WHAT THE TASK REQUIRES: Which lines in the records below hold the word "text"? Copy each of them.
(TASK MATERIAL Opens)
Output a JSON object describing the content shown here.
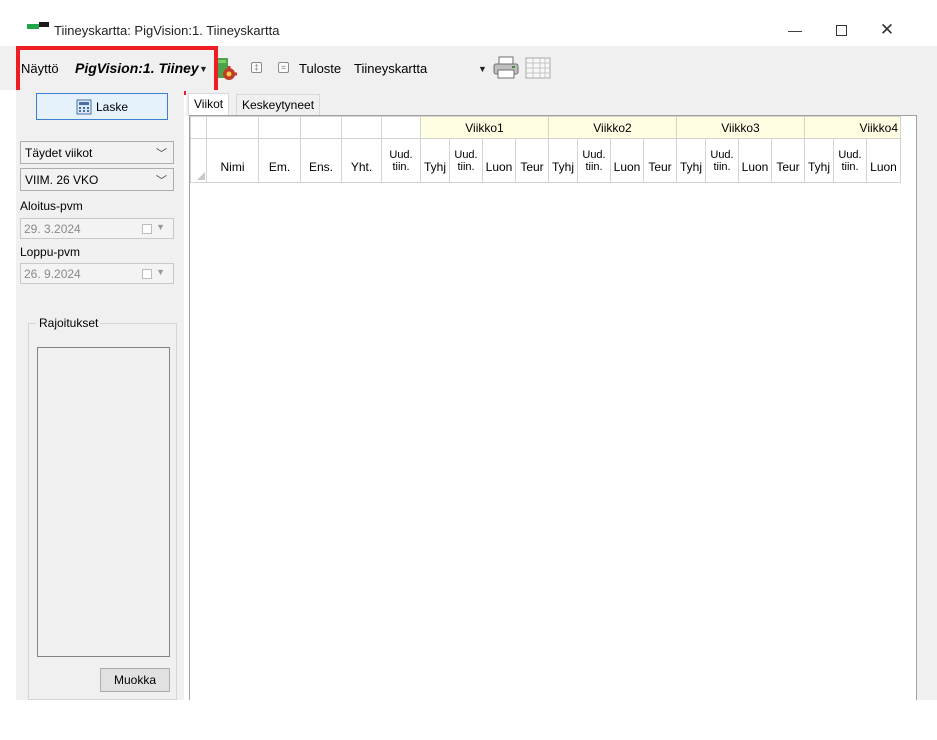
{
  "window": {
    "title": "Tiineyskartta: PigVision:1. Tiineyskartta",
    "minimize": "—",
    "close": "✕"
  },
  "toolbar": {
    "view_label": "Näyttö",
    "view_value": "PigVision:1. Tiiney",
    "print_label": "Tuloste",
    "print_value": "Tiineyskartta"
  },
  "left": {
    "calc_button": "Laske",
    "period_select": "Täydet viikot",
    "range_select": "VIIM. 26 VKO",
    "start_label": "Aloitus-pvm",
    "start_value": "29. 3.2024",
    "end_label": "Loppu-pvm",
    "end_value": "26. 9.2024",
    "restrictions_title": "Rajoitukset",
    "edit_button": "Muokka"
  },
  "tabs": [
    {
      "label": "Viikot",
      "active": true
    },
    {
      "label": "Keskeytyneet",
      "active": false
    }
  ],
  "grid": {
    "fixed_columns": [
      "Nimi",
      "Em.",
      "Ens.",
      "Yht."
    ],
    "new_pregnant": [
      "Uud.",
      "tiin."
    ],
    "weeks": [
      {
        "label": "Viikko1",
        "columns": [
          "Tyhj",
          "Uud. tiin.",
          "Luon",
          "Teur"
        ]
      },
      {
        "label": "Viikko2",
        "columns": [
          "Tyhj",
          "Uud. tiin.",
          "Luon",
          "Teur"
        ]
      },
      {
        "label": "Viikko3",
        "columns": [
          "Tyhj",
          "Uud. tiin.",
          "Luon",
          "Teur"
        ]
      },
      {
        "label": "Viikko4",
        "columns": [
          "Tyhj",
          "Uud. tiin.",
          "Luon"
        ]
      }
    ]
  },
  "colors": {
    "highlight": "#ee1c24",
    "week_header_bg": "#fffde2",
    "accent_button_border": "#3c7fd0"
  }
}
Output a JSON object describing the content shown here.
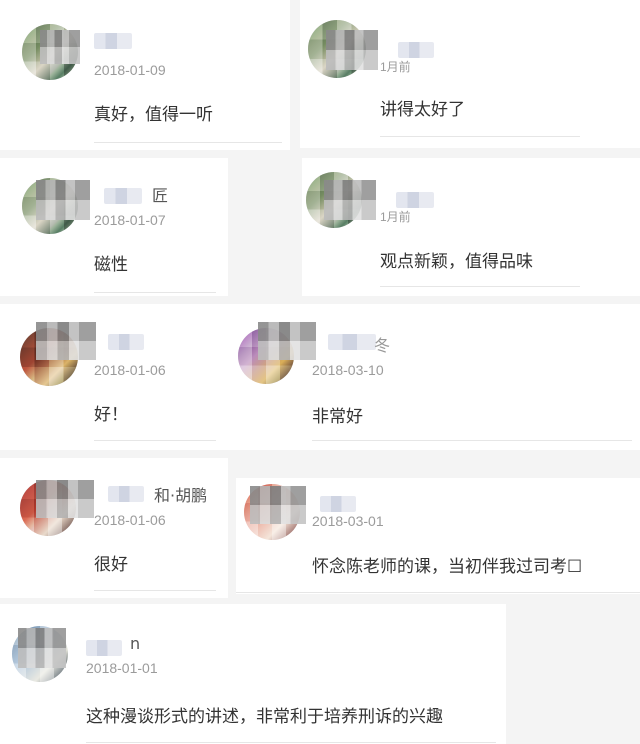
{
  "comments": [
    {
      "date": "2018-01-09",
      "text": "真好，值得一听"
    },
    {
      "date": "1月前",
      "text": "讲得太好了"
    },
    {
      "name_suffix": "匠",
      "date": "2018-01-07",
      "text": "磁性"
    },
    {
      "date": "1月前",
      "text": "观点新颖，值得品味"
    },
    {
      "date": "2018-01-06",
      "text": "好！"
    },
    {
      "name_suffix": "冬",
      "date": "2018-03-10",
      "text": "非常好"
    },
    {
      "name_suffix": "和·胡鹏",
      "date": "2018-01-06",
      "text": "很好"
    },
    {
      "date": "2018-03-01",
      "text": "怀念陈老师的课，当初伴我过司考☐"
    },
    {
      "name_suffix": "n",
      "date": "2018-01-01",
      "text": "这种漫谈形式的讲述，非常利于培养刑诉的兴趣"
    }
  ]
}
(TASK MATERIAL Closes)
RESULT OF THE EXERCISE:
      "text": "真好，值得一听"
      "text": "讲得太好了"
      "text": "磁性"
      "text": "观点新颖，值得品味"
      "text": "好！"
      "text": "非常好"
      "text": "很好"
      "text": "怀念陈老师的课，当初伴我过司考☐"
      "text": "这种漫谈形式的讲述，非常利于培养刑诉的兴趣"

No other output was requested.